- [Task statement]
Give back all of the data exactly as written.

- [Data to examine]

[Start of section]

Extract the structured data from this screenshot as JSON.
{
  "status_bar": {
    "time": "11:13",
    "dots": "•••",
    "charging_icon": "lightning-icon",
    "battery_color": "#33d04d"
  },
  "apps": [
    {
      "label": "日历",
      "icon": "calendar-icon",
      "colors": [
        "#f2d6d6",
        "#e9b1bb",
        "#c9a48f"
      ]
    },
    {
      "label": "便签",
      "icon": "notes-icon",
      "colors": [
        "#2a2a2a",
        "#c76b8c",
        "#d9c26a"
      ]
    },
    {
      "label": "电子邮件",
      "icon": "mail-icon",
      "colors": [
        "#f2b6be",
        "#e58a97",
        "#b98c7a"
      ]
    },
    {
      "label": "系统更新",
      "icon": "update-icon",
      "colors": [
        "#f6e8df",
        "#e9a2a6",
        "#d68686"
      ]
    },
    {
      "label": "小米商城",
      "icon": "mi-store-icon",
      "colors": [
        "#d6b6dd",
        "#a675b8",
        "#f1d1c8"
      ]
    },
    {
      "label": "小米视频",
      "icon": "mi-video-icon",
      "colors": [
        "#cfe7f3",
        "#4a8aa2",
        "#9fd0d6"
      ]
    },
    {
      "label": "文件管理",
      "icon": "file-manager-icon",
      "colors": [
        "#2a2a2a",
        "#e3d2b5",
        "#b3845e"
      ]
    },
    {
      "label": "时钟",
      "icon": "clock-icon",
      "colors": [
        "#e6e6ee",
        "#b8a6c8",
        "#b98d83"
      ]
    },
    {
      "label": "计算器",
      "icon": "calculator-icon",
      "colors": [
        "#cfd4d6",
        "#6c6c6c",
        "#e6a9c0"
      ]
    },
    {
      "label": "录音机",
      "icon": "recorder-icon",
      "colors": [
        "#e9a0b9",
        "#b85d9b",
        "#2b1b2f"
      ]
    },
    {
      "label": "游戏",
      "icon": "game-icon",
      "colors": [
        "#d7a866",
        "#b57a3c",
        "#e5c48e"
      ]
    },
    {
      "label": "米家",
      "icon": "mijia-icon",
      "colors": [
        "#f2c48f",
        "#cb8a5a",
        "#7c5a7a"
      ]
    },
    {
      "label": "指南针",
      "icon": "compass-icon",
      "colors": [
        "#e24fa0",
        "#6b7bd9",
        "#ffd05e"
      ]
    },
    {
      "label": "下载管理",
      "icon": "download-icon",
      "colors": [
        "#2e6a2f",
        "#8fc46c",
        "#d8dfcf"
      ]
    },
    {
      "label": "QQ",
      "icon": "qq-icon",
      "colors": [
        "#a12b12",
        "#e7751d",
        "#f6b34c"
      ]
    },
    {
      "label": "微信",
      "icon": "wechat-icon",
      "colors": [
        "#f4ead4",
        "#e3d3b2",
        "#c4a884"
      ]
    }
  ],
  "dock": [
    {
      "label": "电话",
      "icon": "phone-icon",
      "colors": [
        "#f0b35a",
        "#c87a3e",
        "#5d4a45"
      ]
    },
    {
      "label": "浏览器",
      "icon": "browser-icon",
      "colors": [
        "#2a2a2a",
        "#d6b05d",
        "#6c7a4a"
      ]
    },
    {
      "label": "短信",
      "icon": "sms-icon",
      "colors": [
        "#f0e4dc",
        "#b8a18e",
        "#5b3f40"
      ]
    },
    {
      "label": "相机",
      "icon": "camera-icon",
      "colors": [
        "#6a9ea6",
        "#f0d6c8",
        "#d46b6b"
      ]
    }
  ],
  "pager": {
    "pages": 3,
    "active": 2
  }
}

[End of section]

- [Your response]
Extract the structured data from this screenshot as JSON.
{
  "status_bar": {
    "time": "11:13",
    "dots": "•••",
    "charging_icon": "lightning-icon",
    "battery_color": "#33d04d"
  },
  "apps": [
    {
      "label": "日历",
      "icon": "calendar-icon",
      "colors": [
        "#f2d6d6",
        "#e9b1bb",
        "#c9a48f"
      ]
    },
    {
      "label": "便签",
      "icon": "notes-icon",
      "colors": [
        "#2a2a2a",
        "#c76b8c",
        "#d9c26a"
      ]
    },
    {
      "label": "电子邮件",
      "icon": "mail-icon",
      "colors": [
        "#f2b6be",
        "#e58a97",
        "#b98c7a"
      ]
    },
    {
      "label": "系统更新",
      "icon": "update-icon",
      "colors": [
        "#f6e8df",
        "#e9a2a6",
        "#d68686"
      ]
    },
    {
      "label": "小米商城",
      "icon": "mi-store-icon",
      "colors": [
        "#d6b6dd",
        "#a675b8",
        "#f1d1c8"
      ]
    },
    {
      "label": "小米视频",
      "icon": "mi-video-icon",
      "colors": [
        "#cfe7f3",
        "#4a8aa2",
        "#9fd0d6"
      ]
    },
    {
      "label": "文件管理",
      "icon": "file-manager-icon",
      "colors": [
        "#2a2a2a",
        "#e3d2b5",
        "#b3845e"
      ]
    },
    {
      "label": "时钟",
      "icon": "clock-icon",
      "colors": [
        "#e6e6ee",
        "#b8a6c8",
        "#b98d83"
      ]
    },
    {
      "label": "计算器",
      "icon": "calculator-icon",
      "colors": [
        "#cfd4d6",
        "#6c6c6c",
        "#e6a9c0"
      ]
    },
    {
      "label": "录音机",
      "icon": "recorder-icon",
      "colors": [
        "#e9a0b9",
        "#b85d9b",
        "#2b1b2f"
      ]
    },
    {
      "label": "游戏",
      "icon": "game-icon",
      "colors": [
        "#d7a866",
        "#b57a3c",
        "#e5c48e"
      ]
    },
    {
      "label": "米家",
      "icon": "mijia-icon",
      "colors": [
        "#f2c48f",
        "#cb8a5a",
        "#7c5a7a"
      ]
    },
    {
      "label": "指南针",
      "icon": "compass-icon",
      "colors": [
        "#e24fa0",
        "#6b7bd9",
        "#ffd05e"
      ]
    },
    {
      "label": "下载管理",
      "icon": "download-icon",
      "colors": [
        "#2e6a2f",
        "#8fc46c",
        "#d8dfcf"
      ]
    },
    {
      "label": "QQ",
      "icon": "qq-icon",
      "colors": [
        "#a12b12",
        "#e7751d",
        "#f6b34c"
      ]
    },
    {
      "label": "微信",
      "icon": "wechat-icon",
      "colors": [
        "#f4ead4",
        "#e3d3b2",
        "#c4a884"
      ]
    }
  ],
  "dock": [
    {
      "label": "电话",
      "icon": "phone-icon",
      "colors": [
        "#f0b35a",
        "#c87a3e",
        "#5d4a45"
      ]
    },
    {
      "label": "浏览器",
      "icon": "browser-icon",
      "colors": [
        "#2a2a2a",
        "#d6b05d",
        "#6c7a4a"
      ]
    },
    {
      "label": "短信",
      "icon": "sms-icon",
      "colors": [
        "#f0e4dc",
        "#b8a18e",
        "#5b3f40"
      ]
    },
    {
      "label": "相机",
      "icon": "camera-icon",
      "colors": [
        "#6a9ea6",
        "#f0d6c8",
        "#d46b6b"
      ]
    }
  ],
  "pager": {
    "pages": 3,
    "active": 2
  }
}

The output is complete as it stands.